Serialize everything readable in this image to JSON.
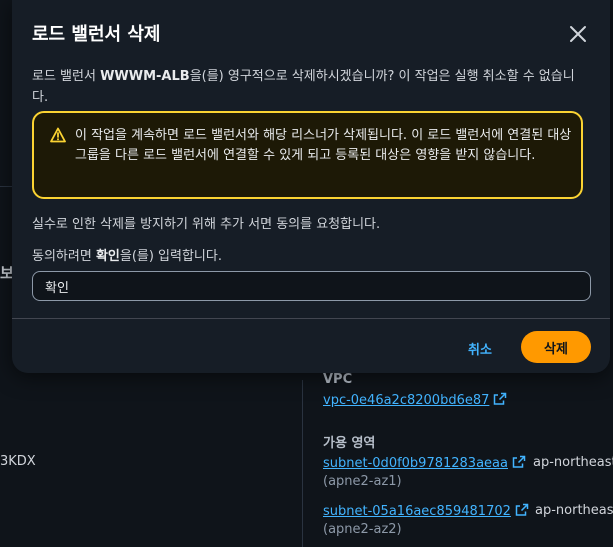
{
  "modal": {
    "title": "로드 밸런서 삭제",
    "body_prefix": "로드 밸런서 ",
    "load_balancer_name": "WWWM-ALB",
    "body_suffix": "을(를) 영구적으로 삭제하시겠습니까? 이 작업은 실행 취소할 수 없습니다.",
    "alert_text": "이 작업을 계속하면 로드 밸런서와 해당 리스너가 삭제됩니다. 이 로드 밸런서에 연결된 대상 그룹을 다른 로드 밸런서에 연결할 수 있게 되고 등록된 대상은 영향을 받지 않습니다.",
    "request_text": "실수로 인한 삭제를 방지하기 위해 추가 서면 동의를 요청합니다.",
    "field_label_prefix": "동의하려면 ",
    "field_label_keyword": "확인",
    "field_label_suffix": "을(를) 입력합니다.",
    "input_value": "확인",
    "cancel_label": "취소",
    "delete_label": "삭제"
  },
  "background": {
    "cut_label": "보",
    "cut_value": "3KDX",
    "vpc_label": "VPC",
    "vpc_link": "vpc-0e46a2c8200bd6e87",
    "az_label": "가용 영역",
    "subnets": [
      {
        "id": "subnet-0d0f0b9781283aeaa",
        "region": "ap-northeast",
        "zone": "(apne2-az1)"
      },
      {
        "id": "subnet-05a16aec859481702",
        "region": "ap-northeast",
        "zone": "(apne2-az2)"
      }
    ]
  },
  "colors": {
    "background": "#0f141a",
    "modal": "#161d26",
    "primary_button": "#ff9900",
    "link": "#42b4ff",
    "warning_border": "#fbd332",
    "warning_bg": "#1d1906"
  },
  "icons": [
    "close-icon",
    "warning-icon",
    "external-link-icon"
  ]
}
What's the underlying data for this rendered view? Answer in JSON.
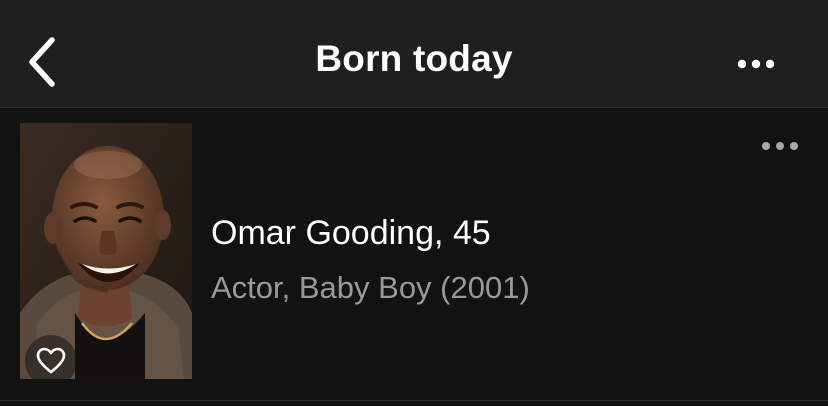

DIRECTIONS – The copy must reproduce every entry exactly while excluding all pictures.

REPLY TO THE TASK –
Serialize everything readable in this image to JSON.
{
  "modal": {
    "title": "로드 밸런서 삭제",
    "body_prefix": "로드 밸런서 ",
    "load_balancer_name": "WWWM-ALB",
    "body_suffix": "을(를) 영구적으로 삭제하시겠습니까? 이 작업은 실행 취소할 수 없습니다.",
    "alert_text": "이 작업을 계속하면 로드 밸런서와 해당 리스너가 삭제됩니다. 이 로드 밸런서에 연결된 대상 그룹을 다른 로드 밸런서에 연결할 수 있게 되고 등록된 대상은 영향을 받지 않습니다.",
    "request_text": "실수로 인한 삭제를 방지하기 위해 추가 서면 동의를 요청합니다.",
    "field_label_prefix": "동의하려면 ",
    "field_label_keyword": "확인",
    "field_label_suffix": "을(를) 입력합니다.",
    "input_value": "확인",
    "cancel_label": "취소",
    "delete_label": "삭제"
  },
  "background": {
    "cut_label": "보",
    "cut_value": "3KDX",
    "vpc_label": "VPC",
    "vpc_link": "vpc-0e46a2c8200bd6e87",
    "az_label": "가용 영역",
    "subnets": [
      {
        "id": "subnet-0d0f0b9781283aeaa",
        "region": "ap-northeast",
        "zone": "(apne2-az1)"
      },
      {
        "id": "subnet-05a16aec859481702",
        "region": "ap-northeast",
        "zone": "(apne2-az2)"
      }
    ]
  },
  "colors": {
    "background": "#0f141a",
    "modal": "#161d26",
    "primary_button": "#ff9900",
    "link": "#42b4ff",
    "warning_border": "#fbd332",
    "warning_bg": "#1d1906"
  },
  "icons": [
    "close-icon",
    "warning-icon",
    "external-link-icon"
  ]
}
What's the underlying data for this rendered view? Answer in JSON.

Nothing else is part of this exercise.